The Tahitian was developed and produced by people with a personal interest in the filaria epidemic – William Robinson and his brother-in-law Cornelius Crane, who financed much of the film. Robinson (who appears as himself in the movie) and Crane had Tahitian friends who had been afflicted by the disease. Co-producer and cameraman James Knott had worked intensively with filaria victims while stationed in the Pacific during the WWII. (It appears Dr. Knott had a dual career as medical researcher and Hollywood cameraman, having worked in feature films including Jerry Lewis’ The Patsy (1966) and Adventures of Don Juan (1948), an adventure-romance starring Errol Flynn. Knott was married to B-movie actress Lotus Long who gets a writer’s credit for The Tahitian.)
New Biological and Medical Anthropology Collections
The National Anthropological Archives is pleased to announce its acquisition of the Papers of Kaja Finkler and the Papers of Ladislav Novak. Kaja Finkler, a medical anthropologist, is professor of anthropology at the University of North Carolina. She has extensive field experience in Mexico and the United States and has written five books on the topic of healing, among them Spiritualist Healers in Mexico (1986) and Women in Pain: Gender and Morbidity in Mexico (1994). Finkler's research in Mexico included studies of peasants and urban dwellers.

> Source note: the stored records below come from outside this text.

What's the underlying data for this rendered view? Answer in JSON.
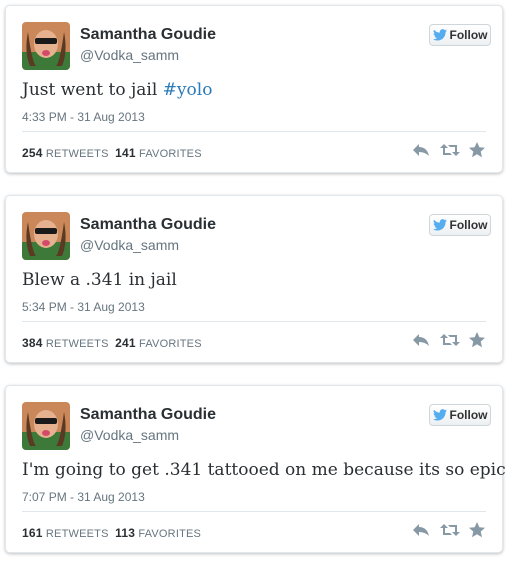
{
  "tweets": [
    {
      "name": "Samantha Goudie",
      "handle": "@Vodka_samm",
      "follow_label": "Follow",
      "text": "Just went to jail ",
      "hashtag": "#yolo",
      "timestamp": "4:33 PM - 31 Aug 2013",
      "retweets": "254",
      "retweets_label": "RETWEETS",
      "favorites": "141",
      "favorites_label": "FAVORITES"
    },
    {
      "name": "Samantha Goudie",
      "handle": "@Vodka_samm",
      "follow_label": "Follow",
      "text": "Blew a .341 in jail",
      "hashtag": "",
      "timestamp": "5:34 PM - 31 Aug 2013",
      "retweets": "384",
      "retweets_label": "RETWEETS",
      "favorites": "241",
      "favorites_label": "FAVORITES"
    },
    {
      "name": "Samantha Goudie",
      "handle": "@Vodka_samm",
      "follow_label": "Follow",
      "text": "I'm going to get .341 tattooed on me because its so epic",
      "hashtag": "",
      "timestamp": "7:07 PM - 31 Aug 2013",
      "retweets": "161",
      "retweets_label": "RETWEETS",
      "favorites": "113",
      "favorites_label": "FAVORITES"
    }
  ],
  "colors": {
    "link": "#2b7bb9",
    "bird": "#55acee",
    "icon": "#8899a6"
  },
  "icons": [
    "twitter-bird-icon",
    "reply-icon",
    "retweet-icon",
    "favorite-icon"
  ]
}
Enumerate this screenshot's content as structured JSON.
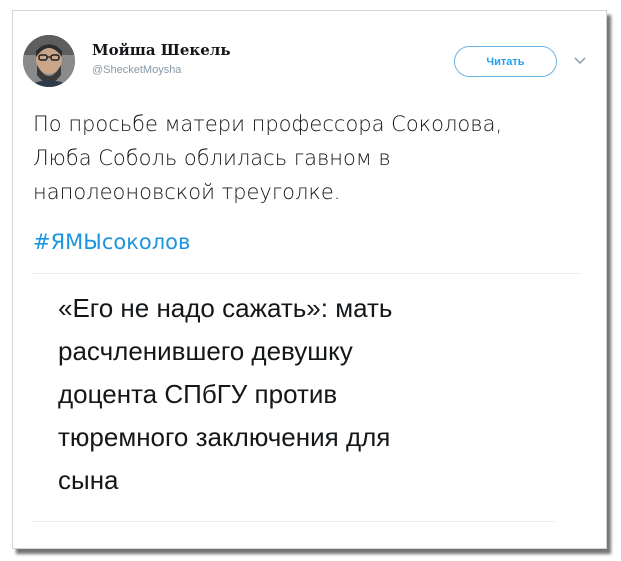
{
  "author": {
    "display_name": "Мойша Шекель",
    "handle": "@ShecketMoysha"
  },
  "follow_button": {
    "label": "Читать"
  },
  "icons": {
    "more": "chevron-down-icon",
    "avatar": "user-avatar-photo"
  },
  "tweet": {
    "lines": [
      "По просьбе матери профессора Соколова,",
      "Люба Соболь облилась гавном в",
      "наполеоновской треуголке."
    ],
    "hashtag": "#ЯМЫсоколов"
  },
  "card": {
    "title_lines": [
      "«Его не надо сажать»: мать",
      "расчленившего девушку",
      "доцента СПбГУ против",
      "тюремного заключения для",
      "сына"
    ]
  },
  "colors": {
    "accent": "#1da1f2",
    "hashtag": "#1b95e0",
    "text": "#14171a",
    "muted": "#8899a6"
  }
}
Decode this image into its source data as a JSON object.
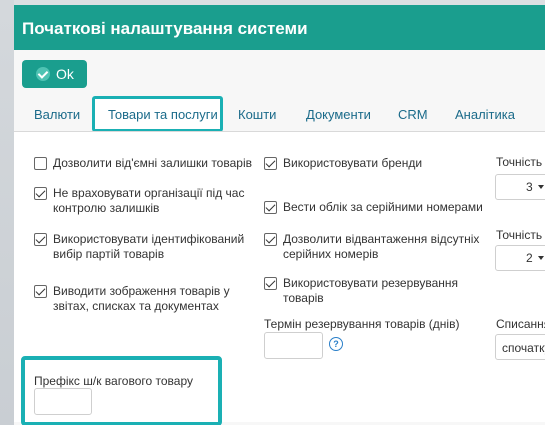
{
  "dialog": {
    "title": "Початкові налаштування системи",
    "ok_label": "Ok"
  },
  "tabs": [
    {
      "label": "Валюти"
    },
    {
      "label": "Товари та послуги",
      "active": true
    },
    {
      "label": "Кошти"
    },
    {
      "label": "Документи"
    },
    {
      "label": "CRM"
    },
    {
      "label": "Аналітика"
    }
  ],
  "col1": {
    "c1": {
      "line1": "Дозволити від'ємні залишки товарів",
      "checked": false
    },
    "c2": {
      "line1": "Не враховувати організації під час",
      "line2": "контролю залишків",
      "checked": true
    },
    "c3": {
      "line1": "Використовувати ідентифікований",
      "line2": "вибір партій товарів",
      "checked": true
    },
    "c4": {
      "line1": "Виводити зображення товарів у",
      "line2": "звітах, списках та документах",
      "checked": true
    },
    "prefix_label": "Префікс ш/к вагового товару",
    "prefix_value": ""
  },
  "col2": {
    "c1": {
      "line1": "Використовувати бренди",
      "checked": true
    },
    "c2": {
      "line1": "Вести облік за серійними номерами",
      "checked": true
    },
    "c3": {
      "line1": "Дозволити відвантаження відсутніх",
      "line2": "серійних номерів",
      "checked": true
    },
    "c4": {
      "line1": "Використовувати резервування",
      "line2": "товарів",
      "checked": true
    },
    "reserve_label": "Термін резервування товарів (днів)",
    "reserve_value": "",
    "help_glyph": "?"
  },
  "col3": {
    "label1": "Точність",
    "select1": "3",
    "label2": "Точність",
    "select2": "2",
    "label3": "Списання",
    "select3": "спочатку"
  },
  "colors": {
    "accent": "#1a9e8e",
    "highlight": "#1ab0b4",
    "link": "#1b6b8a"
  }
}
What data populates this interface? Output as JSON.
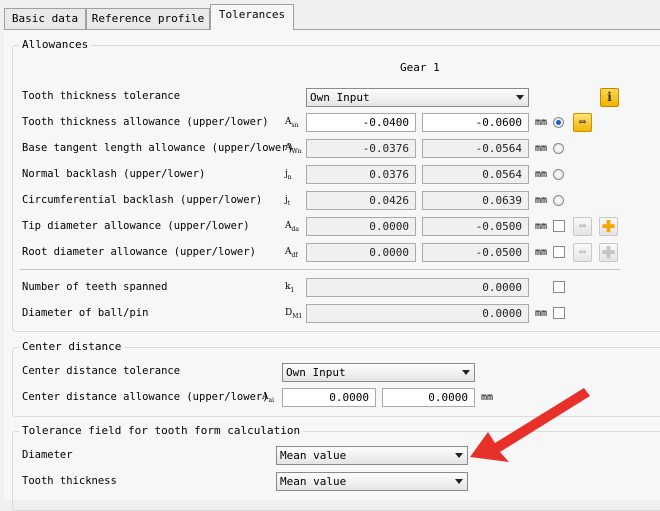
{
  "tabs": [
    {
      "label": "Basic data"
    },
    {
      "label": "Reference profile"
    },
    {
      "label": "Tolerances"
    }
  ],
  "allowances": {
    "group_title": "Allowances",
    "column_header": "Gear 1",
    "tooth_thickness_tolerance": {
      "label": "Tooth thickness tolerance",
      "selected": "Own Input"
    },
    "rows": [
      {
        "label": "Tooth thickness allowance (upper/lower)",
        "symbol": "A",
        "sub": "sn",
        "upper": "-0.0400",
        "lower": "-0.0600",
        "unit": "mm"
      },
      {
        "label": "Base tangent length allowance (upper/lower)",
        "symbol": "A",
        "sub": "Wn",
        "upper": "-0.0376",
        "lower": "-0.0564",
        "unit": "mm"
      },
      {
        "label": "Normal backlash (upper/lower)",
        "symbol": "j",
        "sub": "n",
        "upper": "0.0376",
        "lower": "0.0564",
        "unit": "mm"
      },
      {
        "label": "Circumferential backlash (upper/lower)",
        "symbol": "j",
        "sub": "t",
        "upper": "0.0426",
        "lower": "0.0639",
        "unit": "mm"
      },
      {
        "label": "Tip diameter allowance (upper/lower)",
        "symbol": "A",
        "sub": "da",
        "upper": "0.0000",
        "lower": "-0.0500",
        "unit": "mm"
      },
      {
        "label": "Root diameter allowance (upper/lower)",
        "symbol": "A",
        "sub": "df",
        "upper": "0.0000",
        "lower": "-0.0500",
        "unit": "mm"
      }
    ],
    "teeth_spanned": {
      "label": "Number of teeth spanned",
      "symbol": "k",
      "sub": "1",
      "value": "0.0000"
    },
    "ball_diameter": {
      "label": "Diameter of ball/pin",
      "symbol": "D",
      "sub": "M1",
      "value": "0.0000",
      "unit": "mm"
    }
  },
  "center_distance": {
    "group_title": "Center distance",
    "tolerance": {
      "label": "Center distance tolerance",
      "selected": "Own Input"
    },
    "allowance": {
      "label": "Center distance allowance (upper/lower)",
      "symbol": "A",
      "sub": "ai",
      "upper": "0.0000",
      "lower": "0.0000",
      "unit": "mm"
    }
  },
  "tolerance_field": {
    "group_title": "Tolerance field for tooth form calculation",
    "diameter": {
      "label": "Diameter",
      "selected": "Mean value"
    },
    "tooth_thickness": {
      "label": "Tooth thickness",
      "selected": "Mean value"
    }
  },
  "colors": {
    "arrow": "#e8302a",
    "info_icon": "#f0b400",
    "plus_icon": "#f5a800"
  }
}
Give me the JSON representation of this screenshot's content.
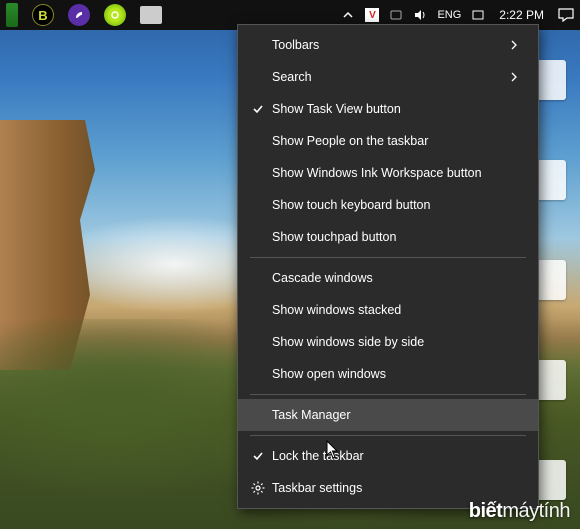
{
  "taskbar": {
    "tray": {
      "language": "ENG",
      "clock": "2:22 PM"
    }
  },
  "context_menu": {
    "groups": [
      [
        {
          "label": "Toolbars",
          "submenu": true
        },
        {
          "label": "Search",
          "submenu": true
        },
        {
          "label": "Show Task View button",
          "checked": true
        },
        {
          "label": "Show People on the taskbar"
        },
        {
          "label": "Show Windows Ink Workspace button"
        },
        {
          "label": "Show touch keyboard button"
        },
        {
          "label": "Show touchpad button"
        }
      ],
      [
        {
          "label": "Cascade windows"
        },
        {
          "label": "Show windows stacked"
        },
        {
          "label": "Show windows side by side"
        },
        {
          "label": "Show open windows"
        }
      ],
      [
        {
          "label": "Task Manager",
          "hovered": true
        }
      ],
      [
        {
          "label": "Lock the taskbar",
          "checked": true
        },
        {
          "label": "Taskbar settings",
          "icon": "gear"
        }
      ]
    ]
  },
  "watermark": {
    "brand_bold": "biết",
    "brand_rest": "máytính"
  }
}
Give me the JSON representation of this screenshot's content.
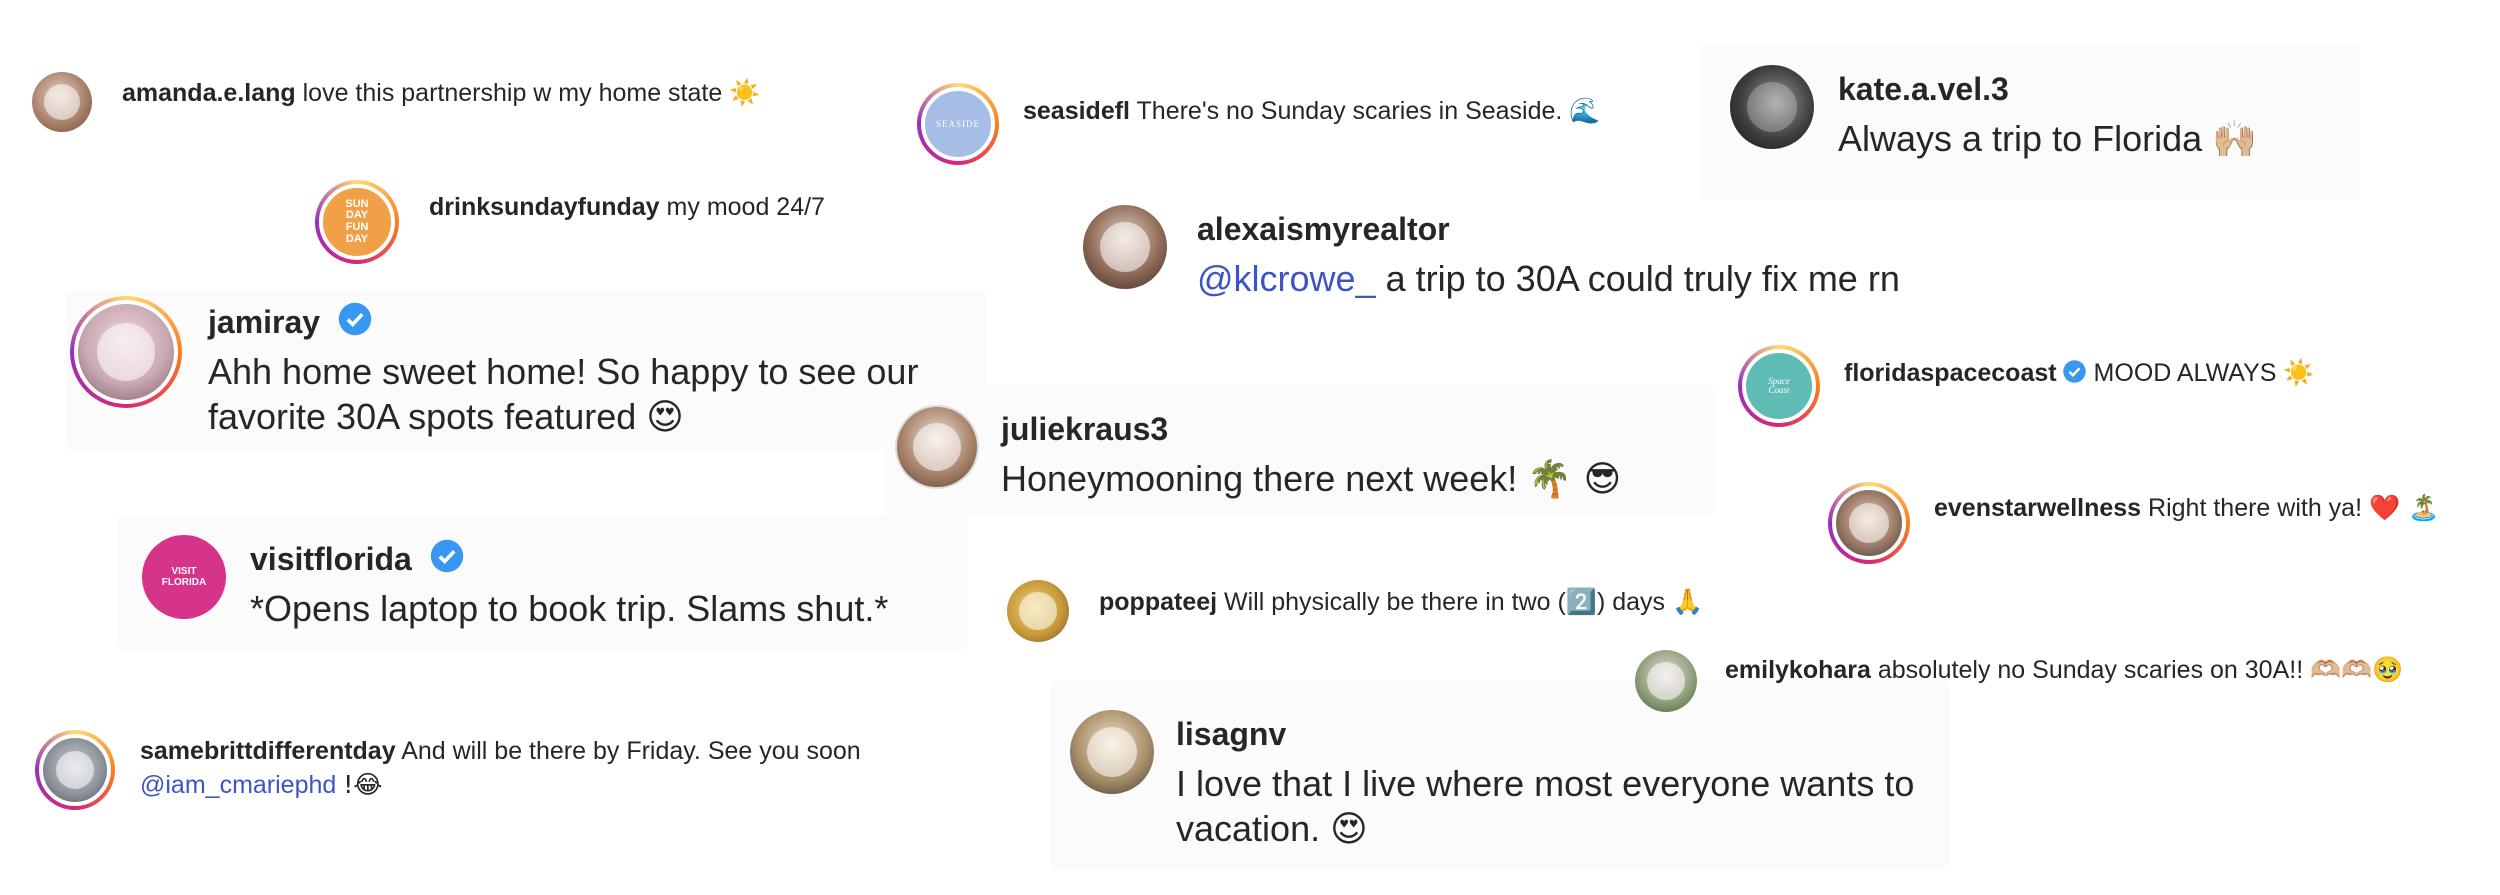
{
  "comments": [
    {
      "id": "amanda",
      "username": "amanda.e.lang",
      "text": "love this partnership w my home state",
      "emoji": "☀️"
    },
    {
      "id": "drinksunday",
      "username": "drinksundayfunday",
      "text": "my mood 24/7",
      "avatar_text": "SUN DAY FUN DAY"
    },
    {
      "id": "jamiray",
      "username": "jamiray",
      "verified": true,
      "text": "Ahh home sweet home! So happy to see our favorite 30A spots featured",
      "emoji": "😍"
    },
    {
      "id": "visitflorida",
      "username": "visitflorida",
      "verified": true,
      "text": "*Opens laptop to book trip. Slams shut.*",
      "avatar_text": "VISIT FLORIDA"
    },
    {
      "id": "samebritt",
      "username": "samebrittdifferentday",
      "text": "And will be there by Friday. See you soon",
      "mention": "@iam_cmariephd",
      "suffix": "!😂"
    },
    {
      "id": "seasidefl",
      "username": "seasidefl",
      "text": "There's no Sunday scaries in Seaside.",
      "emoji": "🌊",
      "avatar_text": "SEASIDE"
    },
    {
      "id": "alexa",
      "username": "alexaismyrealtor",
      "mention": "@klcrowe_",
      "text": "a trip to 30A could truly fix me rn"
    },
    {
      "id": "juliek",
      "username": "juliekraus3",
      "text": "Honeymooning there next week!",
      "emoji": "🌴 😎"
    },
    {
      "id": "poppateej",
      "username": "poppateej",
      "text": "Will physically be there in two (2️⃣) days",
      "emoji": "🙏"
    },
    {
      "id": "lisagnv",
      "username": "lisagnv",
      "text": "I love that I live where most everyone wants to vacation.",
      "emoji": "😍"
    },
    {
      "id": "kate",
      "username": "kate.a.vel.3",
      "text": "Always a trip to Florida",
      "emoji": "🙌🏼"
    },
    {
      "id": "spacecoast",
      "username": "floridaspacecoast",
      "verified": true,
      "text": "MOOD ALWAYS",
      "emoji": "☀️",
      "avatar_text": "Space Coast"
    },
    {
      "id": "evenstar",
      "username": "evenstarwellness",
      "text": "Right there with ya!",
      "emoji": "❤️ 🏝️"
    },
    {
      "id": "emilyk",
      "username": "emilykohara",
      "text": "absolutely no Sunday scaries on 30A!!",
      "emoji": "🫶🏼🫶🏼🥹"
    }
  ],
  "colors": {
    "text": "#262626",
    "mention": "#3b55c9",
    "verified": "#3897f0",
    "card": "#fbfbfb"
  }
}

She recently donated files relating to her study of biomedical practice and patient's perceptions of treatment conducted in Mexico City between 1986 and1988 (published as Physicians at Work, Patients in Pain: Biomedical Practice and Patient Response in Mexico, 1999). This collection contains interviews, notes of home visits, and quantitative analysis of interviews.
Ladislav Novak, a biological anthropologist, specializes in body composition, nutrition and the physiology of exercise. The Novak Papers document research on body composition and growth in children conducted at the University of Minnesota and the Mayo Clinic. The collection also includes his physical fitness studies of corporate executives, Olympic athletes, and police officers. Born in Chlum, Czechoslovakia, Novak earned his BSC from Charles University in Prague and his MA (1961) and PhD (1962) from the University of Minnesota. From 1962 to 1966, he was an assistant professor at the University of Minnesota. He served as a consultant in the Department of Laboratory Medicine at the Mayo Clinic (1966-1972) before joining the anthropology faculty at Southern Methodist University.
Recent NAA and HSFA researchers have been extraordinarily prolific – witness their latest wave of publications:
If you recently published a book, article, film or video based on research in the archives, please drop us a note.
Susan McElrath spoke about the NAA's internship program at the Spring meeting of the Mid-Atlantic Regional Archives Conference (MARAC).
Jake Homiak and Amy Staples, former SI Fellow in the HSFA, presented papers at the 2004 Orphan Film Symposium, "On Location: Place and Region in Forgotten Films." Amy Staples used HSFA moving images from African travel films for her presentation, "The Safari Adventure: Re-inventing Geographies of Africa in Popular Travel Films." Jake Homiak and Jim Wehmeyer (Education Department, National Museum of Natural History) spoke about their goals for digitizing the HSFA collections in the final panel, "The Archive On-line: Practice and Theory."
Publication date: May 2004